Jul 27,2007 00:00
In the days of "Saturday Night Fever" and "Grease," John Travolta's dancing was the epitome of cool. Then after Quentin Tarantino threw Travolta a life preserver by casting him in "Pulp Fiction" and giving him his first big dance number since "Staying Alive," his on-screen boogies evolved into their own minievents.
The 53-year-old superstar is a riot in drag, playing the 300-pound mother of Tracy Turnblad, a girl in 1962 Baltimore who dreams of dancing on the "Corny Collins Show." She gets her shot at local stardom in "Hairspray," which was first a marginally successful movie from director John Waters before it became a big, brassy Broadway musical that won a bunch of Tony awards.

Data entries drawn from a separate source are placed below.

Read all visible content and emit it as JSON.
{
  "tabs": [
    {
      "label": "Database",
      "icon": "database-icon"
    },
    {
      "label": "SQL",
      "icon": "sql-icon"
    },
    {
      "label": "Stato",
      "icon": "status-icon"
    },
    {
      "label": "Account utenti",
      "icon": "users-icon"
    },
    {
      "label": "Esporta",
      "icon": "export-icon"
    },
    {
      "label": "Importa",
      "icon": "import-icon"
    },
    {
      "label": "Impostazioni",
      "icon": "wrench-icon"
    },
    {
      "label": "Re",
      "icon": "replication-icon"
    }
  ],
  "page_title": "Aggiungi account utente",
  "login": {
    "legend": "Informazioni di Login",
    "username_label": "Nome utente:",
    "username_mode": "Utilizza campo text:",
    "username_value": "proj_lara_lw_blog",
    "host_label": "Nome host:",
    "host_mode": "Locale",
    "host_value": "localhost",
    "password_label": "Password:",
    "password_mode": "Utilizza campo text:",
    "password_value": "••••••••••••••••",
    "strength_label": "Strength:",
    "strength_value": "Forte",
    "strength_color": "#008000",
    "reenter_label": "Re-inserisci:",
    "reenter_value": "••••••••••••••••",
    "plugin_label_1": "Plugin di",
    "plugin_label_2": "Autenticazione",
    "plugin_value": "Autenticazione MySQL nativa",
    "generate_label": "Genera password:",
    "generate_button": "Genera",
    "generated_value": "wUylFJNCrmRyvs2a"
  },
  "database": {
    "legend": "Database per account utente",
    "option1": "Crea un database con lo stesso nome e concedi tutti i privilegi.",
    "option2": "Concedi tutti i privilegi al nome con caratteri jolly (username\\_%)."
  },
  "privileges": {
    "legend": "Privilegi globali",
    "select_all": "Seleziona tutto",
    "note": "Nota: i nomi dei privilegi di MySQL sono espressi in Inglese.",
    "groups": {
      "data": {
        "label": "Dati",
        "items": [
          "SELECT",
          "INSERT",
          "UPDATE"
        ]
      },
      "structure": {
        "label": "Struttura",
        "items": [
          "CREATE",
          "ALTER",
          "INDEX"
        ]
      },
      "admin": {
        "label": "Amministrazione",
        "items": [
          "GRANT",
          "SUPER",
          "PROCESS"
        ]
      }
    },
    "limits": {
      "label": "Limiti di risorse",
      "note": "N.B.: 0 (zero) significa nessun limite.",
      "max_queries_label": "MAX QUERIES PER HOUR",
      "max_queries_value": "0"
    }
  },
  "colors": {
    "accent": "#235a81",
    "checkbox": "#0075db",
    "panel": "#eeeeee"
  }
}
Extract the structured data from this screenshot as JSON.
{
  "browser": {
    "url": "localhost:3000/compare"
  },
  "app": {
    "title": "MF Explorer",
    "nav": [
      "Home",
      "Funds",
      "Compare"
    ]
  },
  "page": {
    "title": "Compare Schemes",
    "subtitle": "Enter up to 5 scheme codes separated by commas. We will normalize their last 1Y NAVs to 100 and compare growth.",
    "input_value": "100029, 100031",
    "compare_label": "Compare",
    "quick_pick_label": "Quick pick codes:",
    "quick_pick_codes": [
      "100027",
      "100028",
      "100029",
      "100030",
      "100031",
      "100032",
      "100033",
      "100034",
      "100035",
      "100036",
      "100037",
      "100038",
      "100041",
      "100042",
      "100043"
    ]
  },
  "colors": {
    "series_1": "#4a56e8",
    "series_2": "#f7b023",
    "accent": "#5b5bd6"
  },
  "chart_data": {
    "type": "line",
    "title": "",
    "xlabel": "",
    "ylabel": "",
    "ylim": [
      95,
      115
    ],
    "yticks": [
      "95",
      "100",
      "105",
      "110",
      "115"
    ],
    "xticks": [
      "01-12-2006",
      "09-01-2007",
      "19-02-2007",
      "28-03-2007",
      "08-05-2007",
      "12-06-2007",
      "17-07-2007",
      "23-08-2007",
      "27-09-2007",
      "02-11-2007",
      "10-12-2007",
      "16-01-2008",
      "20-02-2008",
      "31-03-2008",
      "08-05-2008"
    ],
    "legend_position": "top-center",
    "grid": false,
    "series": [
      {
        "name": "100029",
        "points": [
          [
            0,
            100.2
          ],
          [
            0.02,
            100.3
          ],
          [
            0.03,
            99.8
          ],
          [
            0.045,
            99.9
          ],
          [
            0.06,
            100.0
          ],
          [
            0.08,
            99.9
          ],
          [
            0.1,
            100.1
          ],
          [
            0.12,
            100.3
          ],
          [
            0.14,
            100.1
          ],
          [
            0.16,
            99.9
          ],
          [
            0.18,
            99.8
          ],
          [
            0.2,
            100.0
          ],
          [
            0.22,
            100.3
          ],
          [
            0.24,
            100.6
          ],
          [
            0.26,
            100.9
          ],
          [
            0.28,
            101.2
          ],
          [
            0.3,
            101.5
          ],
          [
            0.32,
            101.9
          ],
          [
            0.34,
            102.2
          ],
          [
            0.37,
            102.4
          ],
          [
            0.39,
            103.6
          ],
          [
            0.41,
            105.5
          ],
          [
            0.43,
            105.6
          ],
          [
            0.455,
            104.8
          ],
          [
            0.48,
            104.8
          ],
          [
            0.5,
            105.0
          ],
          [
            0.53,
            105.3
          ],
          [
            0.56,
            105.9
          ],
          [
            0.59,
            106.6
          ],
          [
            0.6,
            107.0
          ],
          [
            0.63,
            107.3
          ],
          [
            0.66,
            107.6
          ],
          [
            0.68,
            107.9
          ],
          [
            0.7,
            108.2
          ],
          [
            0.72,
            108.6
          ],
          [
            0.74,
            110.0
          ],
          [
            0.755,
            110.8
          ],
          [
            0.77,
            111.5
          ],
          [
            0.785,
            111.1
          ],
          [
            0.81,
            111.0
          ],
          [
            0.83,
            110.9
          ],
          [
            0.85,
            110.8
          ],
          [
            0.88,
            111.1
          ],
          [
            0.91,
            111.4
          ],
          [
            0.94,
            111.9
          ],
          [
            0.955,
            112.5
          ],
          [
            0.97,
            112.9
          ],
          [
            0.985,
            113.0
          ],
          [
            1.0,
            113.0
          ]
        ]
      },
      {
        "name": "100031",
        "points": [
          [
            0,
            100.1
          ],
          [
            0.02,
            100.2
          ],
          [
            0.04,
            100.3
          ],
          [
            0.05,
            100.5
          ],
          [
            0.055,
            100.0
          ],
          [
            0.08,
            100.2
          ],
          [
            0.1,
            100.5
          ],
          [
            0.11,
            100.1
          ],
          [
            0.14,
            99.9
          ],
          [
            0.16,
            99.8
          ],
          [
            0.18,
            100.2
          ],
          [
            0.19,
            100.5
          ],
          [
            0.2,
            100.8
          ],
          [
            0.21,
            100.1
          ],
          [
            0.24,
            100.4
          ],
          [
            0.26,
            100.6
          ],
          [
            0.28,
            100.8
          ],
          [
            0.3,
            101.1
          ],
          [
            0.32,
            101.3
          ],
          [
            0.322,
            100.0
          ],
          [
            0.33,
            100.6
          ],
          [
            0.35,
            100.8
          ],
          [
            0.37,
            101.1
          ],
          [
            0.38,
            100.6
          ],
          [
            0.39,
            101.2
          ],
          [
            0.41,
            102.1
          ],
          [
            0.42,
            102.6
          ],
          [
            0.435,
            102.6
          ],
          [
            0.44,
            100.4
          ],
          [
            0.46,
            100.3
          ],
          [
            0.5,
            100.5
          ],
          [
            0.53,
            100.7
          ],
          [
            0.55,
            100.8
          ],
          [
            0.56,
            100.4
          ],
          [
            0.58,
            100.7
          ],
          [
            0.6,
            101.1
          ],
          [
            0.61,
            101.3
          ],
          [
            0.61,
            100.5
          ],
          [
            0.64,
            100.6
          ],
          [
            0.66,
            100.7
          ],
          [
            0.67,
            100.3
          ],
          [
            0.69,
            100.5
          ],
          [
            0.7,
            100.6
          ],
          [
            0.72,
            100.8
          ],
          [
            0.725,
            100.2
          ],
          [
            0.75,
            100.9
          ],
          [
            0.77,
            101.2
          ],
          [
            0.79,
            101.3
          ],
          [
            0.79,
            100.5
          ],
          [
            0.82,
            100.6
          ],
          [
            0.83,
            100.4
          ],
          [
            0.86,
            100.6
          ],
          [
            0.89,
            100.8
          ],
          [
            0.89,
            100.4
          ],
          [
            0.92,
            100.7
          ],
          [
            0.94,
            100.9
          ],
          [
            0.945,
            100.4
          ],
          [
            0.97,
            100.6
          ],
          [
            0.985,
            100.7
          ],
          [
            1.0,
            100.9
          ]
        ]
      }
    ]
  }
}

Travolta, who is on yet another hot streak after a few years of back-to-back disappointments, recently co-starred in the blockbuster comedy "Wild Hogs." He will reunite with that film's director for another comedy next year, "Old Dogs," co-starring with his wife, Kelly Preston, and Robin Williams.
Q: Is it important that audiences view your character in "Hairspray" as a real woman and not just as a man in drag?
A: Yeah, the idea was that it had to be woman. And that meant that I had big breasts, a big butt and a little waist - the full prosthetic. You had to visually believe that I was a woman. If I could do that, then I could do the acting part. I can move and dance and round out a movement to be more feminine than masculine. With the help of the visual, I could add my dance movements and those other layers.
Q: Did playing this part alter your ideas about women?
A: I don't know how they do it. Of course, this is in 1962 and back in those days there were more accoutrements, more bras, especially for the overweight. I do remember my mother wearing stockings, a girdle, bra and high heels. And that was enough to exhaust her. I wondered why it all exhausted her and now, cut to 40 years later, I know exactly why she was exhausted. I tried it and it'll take your breath away, dealing with all that.
Q: So was your performance inspired by your mother?
A: You know, I have a library of great memories from growing up with a lot of great women. But I also have memories of women from theater and film. I like watching women, and as an actor I try to observe as much as I can. But I never thought I'd ever have to use it. So you watch your mother, her friends, and ladies onstage and screen, and you build up a knowledge of behavior. It was mixture of things.
Q: You have not danced on-screen in a long time. After so many years, was it any different this time?
A: It was exhausting because I had on a fat suit. But on the other hand, it was exhilarating because it got me in shape again and I lost some weight. It was fun. I wanted to do a musical for the last 30 years. I was offered "A Chorus Line," "Phantom" and "Chicago," but I just couldn't see it. The producers of "Hairspray" gave me a year and two months to think about it. They convinced me that all departments were A-plus. Musicals are like Westerns and other genres. There's no guarantee, so you need to have all your ducks lined up.
Q: Why do you think they wanted to cast you?
A: I don't know. After 30 years of being a leading man, and a macho leading man at that, I wondered, "Why me?" What was it about my performances in "Face Off" and "Broken Arrow" that made them think I'd look good as a 300-pound woman? I'm dead serious. But they thought I could pull it off.
Q: You also danced with Christopher Walken, who plays your husband. Was it hard to re-educate your brain about being led on a dance floor?
A: It was a trick to undo that. There was a distinct rethinking. But I fell into it pretty easily because, years ago, I wanted to be a dance instructor and you had to practice both sides in order to learn how to teach. So I just fell back to that.
Q: Most people do not realize the depth of your theater experience. Would you ever return to the stage?
A: Honestly, I did stage from the time I was 12 until I was 26 years old. I know it's sacrilegious to say, but I did my years onstage. It's a lot of work. Movies are hard, but then they're over. If you commit to a year's run for a Broadway show, man, you'd rather be digging ditches by the time it's over.© Copley News Service